What is Tire Tread?
The tire tread is the raised portion of the tire that comes into contact with the road. The primary purpose of tire tread is to provide traction, especially in inclement weather conditions. In wet or icy conditions, the tire tread helps displace water and slush so that contact between the tire and the road is not lost, which helps maintain stability and prevents hydroplaning. Tire tread also helps to protect the tire from damage. When the tread is shallow, the tire is more likely to be punctured or damaged by debris on the road.
What is Tread Depth?
Tread depth is the distance from the top of the tire tread to the bottom of the deepest groove. It is measured in 32nds of an inch, and new tires typically have a tread depth of 10/32" or 11/32".
When Should You Replace Your Tires?
Tires should be replaced when the tread depth has been reduced to 4/32" of tread because this is the level at which the tread is too shallow to provide appropriate traction. If you frequently drive in wet or icy conditions, replace your tires sooner to ensure your vehicle can drive safely on wet or slush-covered roads.
How Can You Get the Most Out of Your Tire's Tread?

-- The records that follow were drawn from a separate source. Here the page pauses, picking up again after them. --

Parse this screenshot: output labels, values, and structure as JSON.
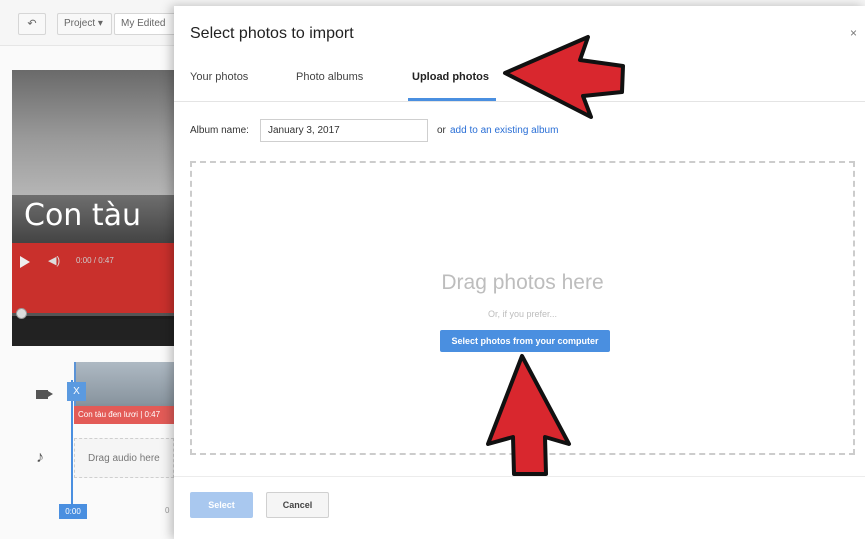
{
  "editor": {
    "undo_icon": "undo-arrow-icon",
    "project_menu_label": "Project ▾",
    "project_title": "My Edited",
    "preview": {
      "caption": "Con tàu",
      "time": "0:00 / 0:47",
      "play_icon": "play-icon",
      "volume_icon": "volume-icon"
    },
    "timeline": {
      "clip_handle": "X",
      "clip_label": "Con tàu đen lươi | 0:47",
      "audio_placeholder": "Drag audio here",
      "playhead_time": "0:00",
      "ruler_zero": "0"
    }
  },
  "dialog": {
    "title": "Select photos to import",
    "close_icon": "×",
    "tabs": [
      {
        "label": "Your photos"
      },
      {
        "label": "Photo albums"
      },
      {
        "label": "Upload photos",
        "active": true
      }
    ],
    "album": {
      "label": "Album name:",
      "value": "January 3, 2017",
      "or_text": "or",
      "link_text": "add to an existing album"
    },
    "drop_zone": {
      "title": "Drag photos here",
      "subtitle": "Or, if you prefer...",
      "button_label": "Select photos from your computer"
    },
    "footer": {
      "select_label": "Select",
      "cancel_label": "Cancel"
    }
  },
  "colors": {
    "accent": "#4a8fe0",
    "link": "#2a6fd6",
    "arrow_fill": "#d9272e",
    "arrow_stroke": "#111111",
    "caption_band": "#c9302c"
  }
}
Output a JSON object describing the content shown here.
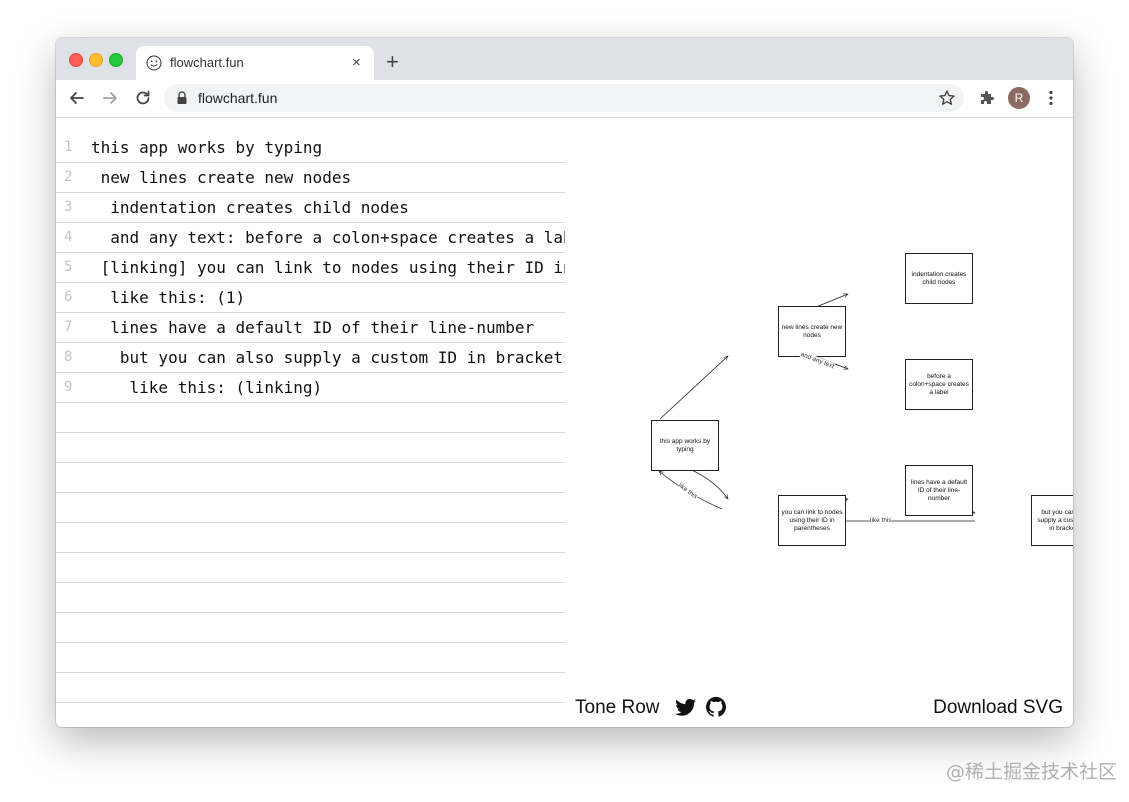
{
  "browser": {
    "tab_title": "flowchart.fun",
    "new_tab_symbol": "+",
    "close_symbol": "×",
    "url": "flowchart.fun",
    "profile_initial": "R"
  },
  "editor": {
    "lines": [
      {
        "num": "1",
        "text": "this app works by typing"
      },
      {
        "num": "2",
        "text": " new lines create new nodes"
      },
      {
        "num": "3",
        "text": "  indentation creates child nodes"
      },
      {
        "num": "4",
        "text": "  and any text: before a colon+space creates a label"
      },
      {
        "num": "5",
        "text": " [linking] you can link to nodes using their ID in parentheses"
      },
      {
        "num": "6",
        "text": "  like this: (1)"
      },
      {
        "num": "7",
        "text": "  lines have a default ID of their line-number"
      },
      {
        "num": "8",
        "text": "   but you can also supply a custom ID in brackets"
      },
      {
        "num": "9",
        "text": "    like this: (linking)"
      }
    ],
    "empty_rows": 10
  },
  "flowchart": {
    "nodes": [
      {
        "id": "n1",
        "label": "this app works by typing"
      },
      {
        "id": "n2",
        "label": "new lines create new nodes"
      },
      {
        "id": "n3",
        "label": "indentation creates child nodes"
      },
      {
        "id": "n4",
        "label": "before a colon+space creates a label"
      },
      {
        "id": "n5",
        "label": "you can link to nodes using their ID in parentheses"
      },
      {
        "id": "n7",
        "label": "lines have a default ID of their line-number"
      },
      {
        "id": "n8",
        "label": "but you can also supply a custom ID in brackets"
      }
    ],
    "edge_labels": {
      "and_any_text": "and any text",
      "like_this_1": "like this",
      "like_this_2": "like this"
    }
  },
  "footer": {
    "brand": "Tone Row",
    "download": "Download SVG"
  },
  "watermark": "@稀土掘金技术社区"
}
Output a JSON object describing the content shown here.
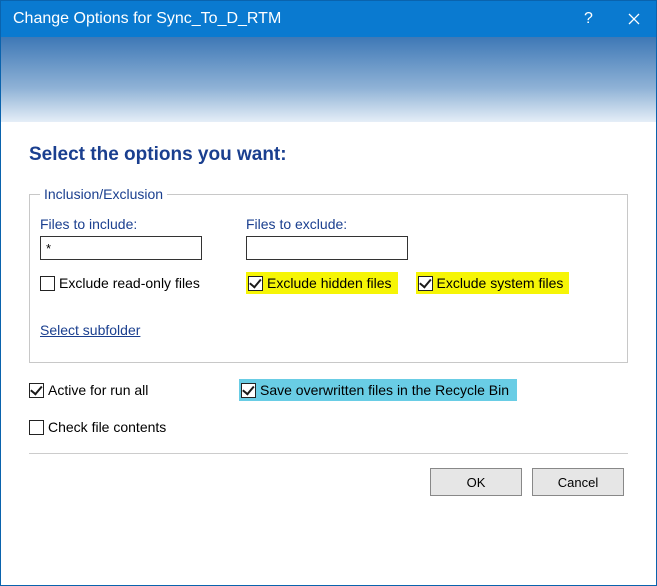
{
  "title": "Change Options for Sync_To_D_RTM",
  "heading": "Select the options you want:",
  "group": {
    "legend": "Inclusion/Exclusion",
    "include_label": "Files to include:",
    "include_value": "*",
    "exclude_label": "Files to exclude:",
    "exclude_value": "",
    "exclude_readonly": {
      "label": "Exclude read-only files",
      "checked": false
    },
    "exclude_hidden": {
      "label": "Exclude hidden files",
      "checked": true
    },
    "exclude_system": {
      "label": "Exclude system files",
      "checked": true
    },
    "select_subfolder": "Select subfolder"
  },
  "active_run_all": {
    "label": "Active for run all",
    "checked": true
  },
  "save_recycle": {
    "label": "Save overwritten files in the Recycle Bin",
    "checked": true
  },
  "check_file_contents": {
    "label": "Check file contents",
    "checked": false
  },
  "buttons": {
    "ok": "OK",
    "cancel": "Cancel"
  }
}
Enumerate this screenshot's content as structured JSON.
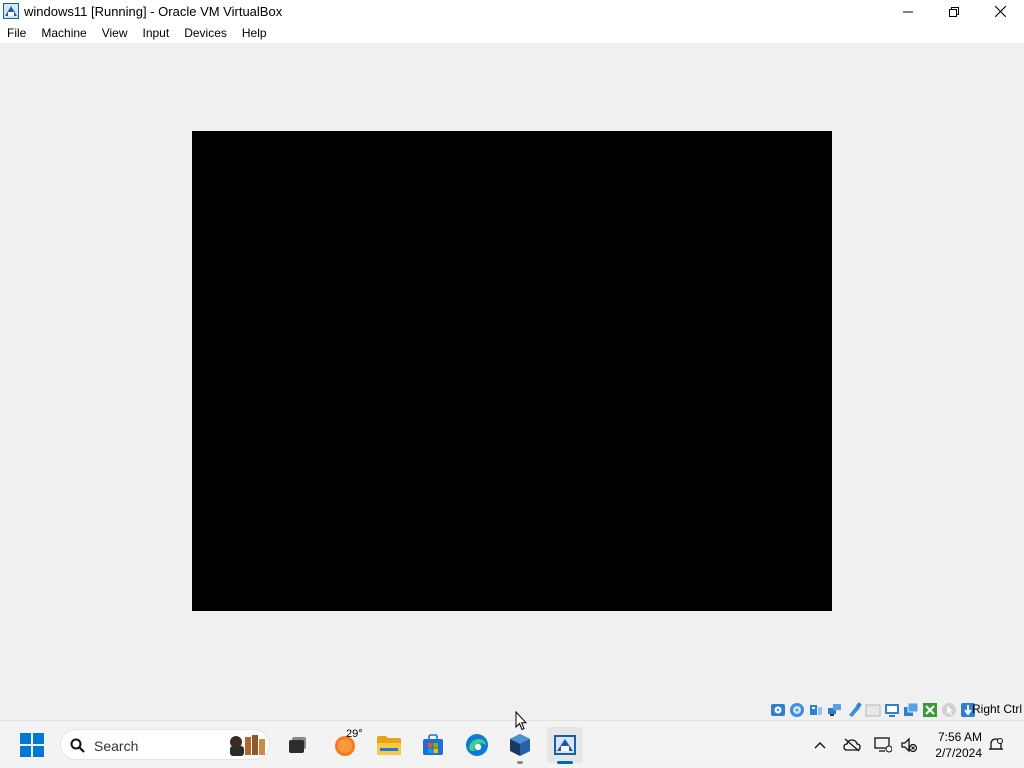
{
  "window": {
    "title": "windows11 [Running] - Oracle VM VirtualBox",
    "app_icon": "virtualbox-icon",
    "controls": [
      "minimize-icon",
      "restore-icon",
      "close-icon"
    ]
  },
  "menu": {
    "items": [
      {
        "label": "File"
      },
      {
        "label": "Machine"
      },
      {
        "label": "View"
      },
      {
        "label": "Input"
      },
      {
        "label": "Devices"
      },
      {
        "label": "Help"
      }
    ]
  },
  "vm_display": {
    "state": "black screen",
    "color": "#000000"
  },
  "statusbar": {
    "icons": [
      "hard-disk-icon",
      "optical-drive-icon",
      "audio-icon",
      "network-icon",
      "usb-icon",
      "shared-folders-icon",
      "display-icon",
      "recording-icon",
      "cpu-icon",
      "mouse-integration-icon",
      "keyboard-icon"
    ],
    "host_key": "Right Ctrl"
  },
  "taskbar": {
    "search_placeholder": "Search",
    "weather_temp": "29°",
    "apps": [
      {
        "name": "task-view",
        "icon": "task-view-icon"
      },
      {
        "name": "weather",
        "icon": "weather-icon"
      },
      {
        "name": "file-explorer",
        "icon": "folder-icon"
      },
      {
        "name": "microsoft-store",
        "icon": "store-icon"
      },
      {
        "name": "edge",
        "icon": "edge-icon"
      },
      {
        "name": "virtualbox",
        "icon": "virtualbox-icon",
        "open": true
      },
      {
        "name": "vm-window",
        "icon": "virtualbox-vm-icon",
        "active": true
      }
    ],
    "tray": {
      "icons": [
        "chevron-up-icon",
        "onedrive-icon",
        "network-icon",
        "volume-muted-icon",
        "notification-icon"
      ],
      "time": "7:56 AM",
      "date": "2/7/2024"
    }
  },
  "colors": {
    "accent": "#0067c0",
    "windows_blue": "#0078d4",
    "taskbar_bg": "#f3f3f3",
    "client_bg": "#f0f0f0"
  }
}
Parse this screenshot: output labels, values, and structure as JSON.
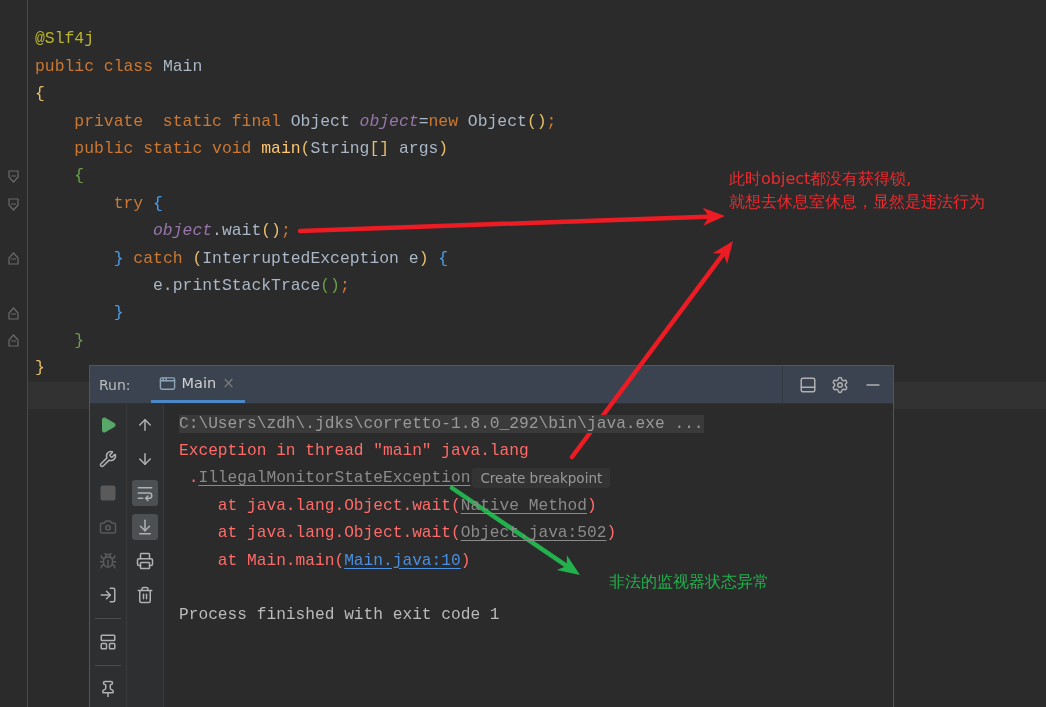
{
  "editor": {
    "lines": [
      {
        "kind": "code",
        "tokens": [
          {
            "kind": "annotation",
            "text": "@Slf4j"
          }
        ]
      },
      {
        "kind": "code",
        "tokens": [
          {
            "kind": "keyword",
            "text": "public class "
          },
          {
            "kind": "text",
            "text": "Main"
          }
        ]
      },
      {
        "kind": "code",
        "tokens": [
          {
            "kind": "bracket1",
            "text": "{"
          }
        ]
      },
      {
        "kind": "code",
        "tokens": [
          {
            "kind": "keyword",
            "text": "    private  static final "
          },
          {
            "kind": "text",
            "text": "Object "
          },
          {
            "kind": "field",
            "text": "object"
          },
          {
            "kind": "text",
            "text": "="
          },
          {
            "kind": "keyword",
            "text": "new "
          },
          {
            "kind": "text",
            "text": "Object"
          },
          {
            "kind": "bracket1",
            "text": "()"
          },
          {
            "kind": "keyword",
            "text": ";"
          }
        ]
      },
      {
        "kind": "code",
        "tokens": [
          {
            "kind": "keyword",
            "text": "    public static void "
          },
          {
            "kind": "method",
            "text": "main"
          },
          {
            "kind": "bracket1",
            "text": "("
          },
          {
            "kind": "text",
            "text": "String"
          },
          {
            "kind": "bracket1",
            "text": "[]"
          },
          {
            "kind": "text",
            "text": " args"
          },
          {
            "kind": "bracket1",
            "text": ")"
          }
        ]
      },
      {
        "kind": "fold_start",
        "tokens": [
          {
            "kind": "bracket2",
            "text": "    {"
          }
        ]
      },
      {
        "kind": "fold_start",
        "tokens": [
          {
            "kind": "keyword",
            "text": "        try "
          },
          {
            "kind": "bracket3",
            "text": "{"
          }
        ]
      },
      {
        "kind": "code",
        "tokens": [
          {
            "kind": "field",
            "text": "            object"
          },
          {
            "kind": "text",
            "text": ".wait"
          },
          {
            "kind": "bracket1",
            "text": "()"
          },
          {
            "kind": "keyword",
            "text": ";"
          }
        ]
      },
      {
        "kind": "fold_end",
        "tokens": [
          {
            "kind": "bracket3",
            "text": "        }"
          },
          {
            "kind": "keyword",
            "text": " catch "
          },
          {
            "kind": "bracket1",
            "text": "("
          },
          {
            "kind": "text",
            "text": "InterruptedException e"
          },
          {
            "kind": "bracket1",
            "text": ")"
          },
          {
            "kind": "bracket3",
            "text": " {"
          }
        ]
      },
      {
        "kind": "code",
        "tokens": [
          {
            "kind": "text",
            "text": "            e.printStackTrace"
          },
          {
            "kind": "bracket2",
            "text": "()"
          },
          {
            "kind": "keyword",
            "text": ";"
          }
        ]
      },
      {
        "kind": "fold_end",
        "tokens": [
          {
            "kind": "bracket3",
            "text": "        }"
          }
        ]
      },
      {
        "kind": "fold_end",
        "tokens": [
          {
            "kind": "bracket2",
            "text": "    }"
          }
        ]
      },
      {
        "kind": "code",
        "tokens": [
          {
            "kind": "bracket1",
            "text": "}"
          }
        ]
      },
      {
        "kind": "caret"
      }
    ]
  },
  "run_panel": {
    "label": "Run:",
    "tabs": [
      {
        "label": "Main",
        "selected": true,
        "close": "×"
      }
    ],
    "left_toolbar": [
      {
        "kind": "run",
        "disabled": false
      },
      {
        "kind": "wrench",
        "disabled": false
      },
      {
        "kind": "stop",
        "disabled": true
      },
      {
        "kind": "camera",
        "disabled": true
      },
      {
        "kind": "bug",
        "disabled": true
      },
      {
        "kind": "exit",
        "disabled": false
      },
      {
        "kind": "separator"
      },
      {
        "kind": "layout",
        "disabled": false
      },
      {
        "kind": "separator"
      },
      {
        "kind": "pin",
        "disabled": false
      }
    ],
    "right_toolbar": [
      {
        "kind": "up",
        "selected": false
      },
      {
        "kind": "down",
        "selected": false
      },
      {
        "kind": "wrap",
        "selected": true
      },
      {
        "kind": "scroll",
        "selected": true
      },
      {
        "kind": "print",
        "selected": false
      },
      {
        "kind": "trash",
        "selected": false
      }
    ],
    "console": [
      {
        "kind": "text",
        "tokens": [
          {
            "kind": "command",
            "text": "C:\\Users\\zdh\\.jdks\\corretto-1.8.0_292\\bin\\java.exe ..."
          }
        ]
      },
      {
        "kind": "text",
        "tokens": [
          {
            "kind": "error",
            "text": "Exception in thread \"main\" java.lang"
          }
        ]
      },
      {
        "kind": "text",
        "tokens": [
          {
            "kind": "error",
            "text": " ."
          },
          {
            "kind": "link",
            "text": "IllegalMonitorStateException"
          },
          {
            "kind": "hint",
            "text": "Create breakpoint"
          }
        ]
      },
      {
        "kind": "text",
        "tokens": [
          {
            "kind": "error",
            "text": "    at java.lang.Object.wait("
          },
          {
            "kind": "link",
            "text": "Native Method"
          },
          {
            "kind": "error",
            "text": ")"
          }
        ]
      },
      {
        "kind": "text",
        "tokens": [
          {
            "kind": "error",
            "text": "    at java.lang.Object.wait("
          },
          {
            "kind": "link",
            "text": "Object.java:502"
          },
          {
            "kind": "error",
            "text": ")"
          }
        ]
      },
      {
        "kind": "text",
        "tokens": [
          {
            "kind": "error",
            "text": "    at Main.main("
          },
          {
            "kind": "hyperlink",
            "text": "Main.java:10"
          },
          {
            "kind": "error",
            "text": ")"
          }
        ]
      },
      {
        "kind": "blank"
      },
      {
        "kind": "text",
        "tokens": [
          {
            "kind": "plain",
            "text": "Process finished with exit code 1"
          }
        ]
      }
    ]
  },
  "annotations": [
    {
      "color": "#ee2a2e",
      "lines": [
        "此时object都没有获得锁,",
        "就想去休息室休息，显然是违法行为"
      ]
    },
    {
      "color": "#22b14c",
      "lines": [
        "非法的监视器状态异常"
      ]
    }
  ],
  "arrows": [
    {
      "color": "#ed1c24"
    },
    {
      "color": "#ed1c24"
    },
    {
      "color": "#22b14c"
    }
  ]
}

Rotating your tires every 5,000 miles, keeping your tires inflated to the manufacturer-recommended PSI, and avoiding driving on potholes or other rough terrains whenever possible are essential in prolonging the life of your tire tread.
As you can see, tread depth is an essential factor to consider when it comes to the safety and performance of your vehicle. So, if you need new tires, or it's been a while since you've had your current ones inspected, be sure to stop by Wilton Auto and Tire Center. We'll be happy to help you get back on the road safely!